At the time, the network's publicity chiefs dismissed it as "pure scuttlebutt" only to come out seven days later confirming the sacking.
Veteran entertainment reporter Richard Wilkins, who is believed to be on a salary of around $350,000 to $400,000 for his work on Today, is also said to be worried about his future.
By comparison, his equivalents at Fairfax would be lucky to earn around a quarter of that salary.
It is tipped that Wilkins will be pushed to a more low-profile spot on the later Today Extra, with a reduced pay packet to match.
Today sport reporter Tim Gilbert could also be out of a job but newsreader Sylvia Jeffreys - the wife of Peter Stefanovic - is staying, with her contract running until 2021.

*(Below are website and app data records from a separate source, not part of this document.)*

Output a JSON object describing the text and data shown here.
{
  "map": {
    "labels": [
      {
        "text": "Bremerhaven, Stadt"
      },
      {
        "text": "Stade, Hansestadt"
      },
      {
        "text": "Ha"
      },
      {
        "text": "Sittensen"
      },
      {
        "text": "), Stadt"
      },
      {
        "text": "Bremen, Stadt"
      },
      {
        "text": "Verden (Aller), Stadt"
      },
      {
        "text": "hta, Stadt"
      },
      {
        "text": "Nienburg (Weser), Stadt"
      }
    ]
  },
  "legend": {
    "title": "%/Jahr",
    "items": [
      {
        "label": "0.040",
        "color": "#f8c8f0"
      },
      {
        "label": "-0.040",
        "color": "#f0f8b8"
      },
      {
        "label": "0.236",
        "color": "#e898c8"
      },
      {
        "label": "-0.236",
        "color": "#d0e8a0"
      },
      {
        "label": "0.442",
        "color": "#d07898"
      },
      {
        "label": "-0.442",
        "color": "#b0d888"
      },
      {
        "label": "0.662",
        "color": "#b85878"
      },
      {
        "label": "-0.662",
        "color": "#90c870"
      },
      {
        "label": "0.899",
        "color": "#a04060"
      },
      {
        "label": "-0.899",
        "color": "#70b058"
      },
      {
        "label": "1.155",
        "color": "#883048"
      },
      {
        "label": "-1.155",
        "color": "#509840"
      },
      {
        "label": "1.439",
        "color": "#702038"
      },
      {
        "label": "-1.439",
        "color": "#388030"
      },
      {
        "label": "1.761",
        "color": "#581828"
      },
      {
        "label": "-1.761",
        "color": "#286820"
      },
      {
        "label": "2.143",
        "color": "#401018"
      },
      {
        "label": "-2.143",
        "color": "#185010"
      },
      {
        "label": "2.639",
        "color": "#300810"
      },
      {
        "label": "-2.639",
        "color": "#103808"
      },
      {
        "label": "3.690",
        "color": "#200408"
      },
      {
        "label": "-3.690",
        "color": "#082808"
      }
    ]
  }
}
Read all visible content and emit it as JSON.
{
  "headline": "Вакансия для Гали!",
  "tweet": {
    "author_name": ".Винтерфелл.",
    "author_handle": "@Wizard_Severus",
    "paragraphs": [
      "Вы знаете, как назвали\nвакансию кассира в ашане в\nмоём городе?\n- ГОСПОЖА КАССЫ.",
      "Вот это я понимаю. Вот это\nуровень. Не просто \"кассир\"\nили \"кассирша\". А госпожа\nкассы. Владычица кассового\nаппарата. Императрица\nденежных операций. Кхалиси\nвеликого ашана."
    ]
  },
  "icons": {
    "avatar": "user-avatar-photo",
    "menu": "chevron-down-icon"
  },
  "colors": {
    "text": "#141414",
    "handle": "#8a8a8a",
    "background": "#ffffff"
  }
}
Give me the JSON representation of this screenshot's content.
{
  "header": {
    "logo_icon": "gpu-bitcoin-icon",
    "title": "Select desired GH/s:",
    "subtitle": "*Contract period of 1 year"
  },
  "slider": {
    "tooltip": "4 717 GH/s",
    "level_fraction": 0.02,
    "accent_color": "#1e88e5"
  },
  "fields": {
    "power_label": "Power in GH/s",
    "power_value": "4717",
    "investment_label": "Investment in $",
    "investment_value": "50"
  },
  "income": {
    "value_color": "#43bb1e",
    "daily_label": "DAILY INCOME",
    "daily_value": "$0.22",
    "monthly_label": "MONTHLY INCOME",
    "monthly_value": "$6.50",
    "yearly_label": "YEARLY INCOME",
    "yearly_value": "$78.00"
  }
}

"After years of green pastures in TV land, tough times are here. Anyone who is either out of contract or doesn't have long on their contract should be worried," another TV insider said. "You have to prove your worth, otherwise you're out."
The strains of the Nine-Fairfax merger are becoming clearer.
Tensions were high in both The Sydney Morning Herald and Nine News rooms yesterday after the decision was made to put TV reporter Chris O'Keefe's byline ahead of veteran print journalist Kate McClymont's on the front page of the newspaper.
But despite the disorder, many in the industry said change is needed at Nine.
"It is something that needed to happen and should have probably happened a long time ago," one commentator noted.
"That Today show format has been the same for 40 years. Isn't it time to change it? Who sits down and watches 3½ hours of television in the morning. People want bite size bits of content. Modernise it - no one is watching."